━━━━━ LISTED ENTRIES

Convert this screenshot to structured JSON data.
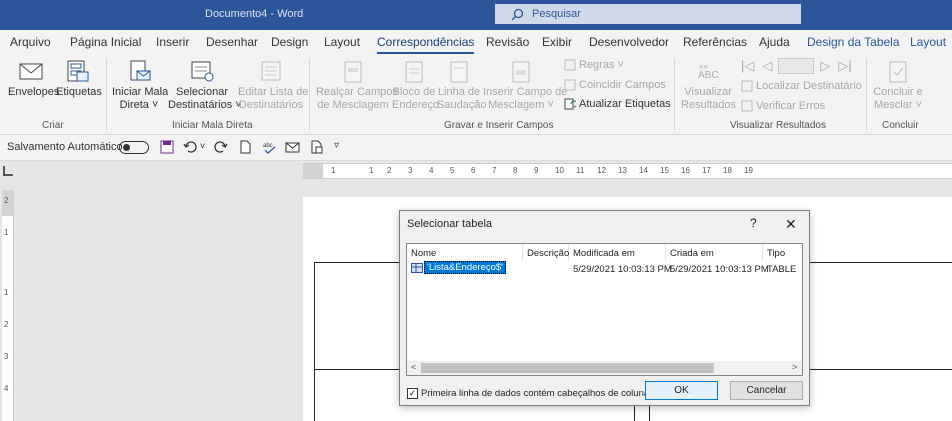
{
  "titlebar": {
    "doc_title": "Documento4  -  Word",
    "search_placeholder": "Pesquisar"
  },
  "tabs": [
    {
      "label": "Arquivo"
    },
    {
      "label": "Página Inicial"
    },
    {
      "label": "Inserir"
    },
    {
      "label": "Desenhar"
    },
    {
      "label": "Design"
    },
    {
      "label": "Layout"
    },
    {
      "label": "Correspondências"
    },
    {
      "label": "Revisão"
    },
    {
      "label": "Exibir"
    },
    {
      "label": "Desenvolvedor"
    },
    {
      "label": "Referências"
    },
    {
      "label": "Ajuda"
    },
    {
      "label": "Design da Tabela"
    },
    {
      "label": "Layout"
    }
  ],
  "ribbon": {
    "envelopes": "Envelopes",
    "etiquetas": "Etiquetas",
    "iniciar_mala": "Iniciar Mala",
    "direta": "Direta",
    "selecionar": "Selecionar",
    "destinatarios": "Destinatários",
    "editar_lista": "Editar Lista de",
    "destinatarios2": "Destinatários",
    "realcar": "Realçar Campos",
    "de_mesclagem": "de Mesclagem",
    "bloco": "Bloco de",
    "endereco": "Endereço",
    "linha": "Linha de",
    "saudacao": "Saudação",
    "inserir_campo": "Inserir Campo de",
    "mesclagem": "Mesclagem",
    "regras": "Regras",
    "coincidir": "Coincidir Campos",
    "atualizar": "Atualizar Etiquetas",
    "visualizar": "Visualizar",
    "resultados": "Resultados",
    "localizar": "Localizar Destinatário",
    "verificar": "Verificar Erros",
    "concluir": "Concluir e",
    "mesclar": "Mesclar",
    "group_criar": "Criar",
    "group_iniciar": "Iniciar Mala Direta",
    "group_gravar": "Gravar e Inserir Campos",
    "group_visualizar": "Visualizar Resultados",
    "group_concluir": "Concluir"
  },
  "qat": {
    "autosave_label": "Salvamento Automático"
  },
  "ruler": {
    "h_numbers": [
      "1",
      "1",
      "2",
      "3",
      "4",
      "5",
      "6",
      "7",
      "8",
      "9",
      "10",
      "11",
      "12",
      "13",
      "14",
      "15",
      "16",
      "17",
      "18",
      "19"
    ],
    "v_numbers": [
      "2",
      "1",
      "1",
      "2",
      "3",
      "4"
    ]
  },
  "dialog": {
    "title": "Selecionar tabela",
    "help": "?",
    "close": "✕",
    "columns": [
      "Nome",
      "Descrição",
      "Modificada em",
      "Criada em",
      "Tipo"
    ],
    "rows": [
      {
        "name": "'Lista&Endereço$'",
        "description": "",
        "modified": "5/29/2021 10:03:13 PM",
        "created": "5/29/2021 10:03:13 PM",
        "type": "TABLE"
      }
    ],
    "checkbox_label": "Primeira linha de dados contém cabeçalhos de coluna",
    "checkbox_checked": true,
    "ok_label": "OK",
    "cancel_label": "Cancelar"
  },
  "colors": {
    "titlebar": "#2b579a",
    "accent": "#0078d7"
  }
}
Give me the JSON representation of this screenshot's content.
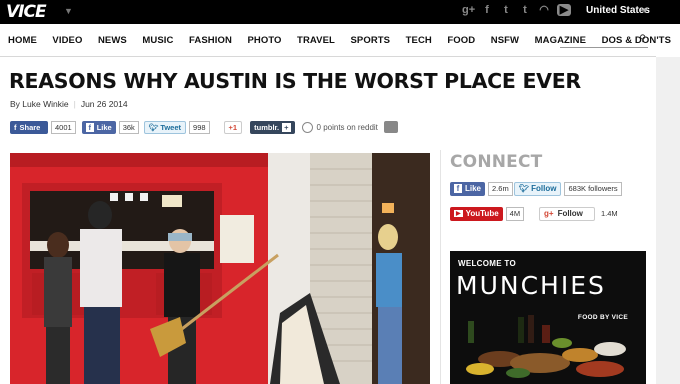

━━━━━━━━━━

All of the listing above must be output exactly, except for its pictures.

Convert this screenshot to structured JSON data.
{
  "titlebar": {
    "doc_title": "Documento4  -  Word",
    "search_placeholder": "Pesquisar"
  },
  "tabs": [
    {
      "label": "Arquivo"
    },
    {
      "label": "Página Inicial"
    },
    {
      "label": "Inserir"
    },
    {
      "label": "Desenhar"
    },
    {
      "label": "Design"
    },
    {
      "label": "Layout"
    },
    {
      "label": "Correspondências"
    },
    {
      "label": "Revisão"
    },
    {
      "label": "Exibir"
    },
    {
      "label": "Desenvolvedor"
    },
    {
      "label": "Referências"
    },
    {
      "label": "Ajuda"
    },
    {
      "label": "Design da Tabela"
    },
    {
      "label": "Layout"
    }
  ],
  "ribbon": {
    "envelopes": "Envelopes",
    "etiquetas": "Etiquetas",
    "iniciar_mala": "Iniciar Mala",
    "direta": "Direta",
    "selecionar": "Selecionar",
    "destinatarios": "Destinatários",
    "editar_lista": "Editar Lista de",
    "destinatarios2": "Destinatários",
    "realcar": "Realçar Campos",
    "de_mesclagem": "de Mesclagem",
    "bloco": "Bloco de",
    "endereco": "Endereço",
    "linha": "Linha de",
    "saudacao": "Saudação",
    "inserir_campo": "Inserir Campo de",
    "mesclagem": "Mesclagem",
    "regras": "Regras",
    "coincidir": "Coincidir Campos",
    "atualizar": "Atualizar Etiquetas",
    "visualizar": "Visualizar",
    "resultados": "Resultados",
    "localizar": "Localizar Destinatário",
    "verificar": "Verificar Erros",
    "concluir": "Concluir e",
    "mesclar": "Mesclar",
    "group_criar": "Criar",
    "group_iniciar": "Iniciar Mala Direta",
    "group_gravar": "Gravar e Inserir Campos",
    "group_visualizar": "Visualizar Resultados",
    "group_concluir": "Concluir"
  },
  "qat": {
    "autosave_label": "Salvamento Automático"
  },
  "ruler": {
    "h_numbers": [
      "1",
      "1",
      "2",
      "3",
      "4",
      "5",
      "6",
      "7",
      "8",
      "9",
      "10",
      "11",
      "12",
      "13",
      "14",
      "15",
      "16",
      "17",
      "18",
      "19"
    ],
    "v_numbers": [
      "2",
      "1",
      "1",
      "2",
      "3",
      "4"
    ]
  },
  "dialog": {
    "title": "Selecionar tabela",
    "help": "?",
    "close": "✕",
    "columns": [
      "Nome",
      "Descrição",
      "Modificada em",
      "Criada em",
      "Tipo"
    ],
    "rows": [
      {
        "name": "'Lista&Endereço$'",
        "description": "",
        "modified": "5/29/2021 10:03:13 PM",
        "created": "5/29/2021 10:03:13 PM",
        "type": "TABLE"
      }
    ],
    "checkbox_label": "Primeira linha de dados contém cabeçalhos de coluna",
    "checkbox_checked": true,
    "ok_label": "OK",
    "cancel_label": "Cancelar"
  },
  "colors": {
    "titlebar": "#2b579a",
    "accent": "#0078d7"
  }
}
Give me the JSON representation of this screenshot's content.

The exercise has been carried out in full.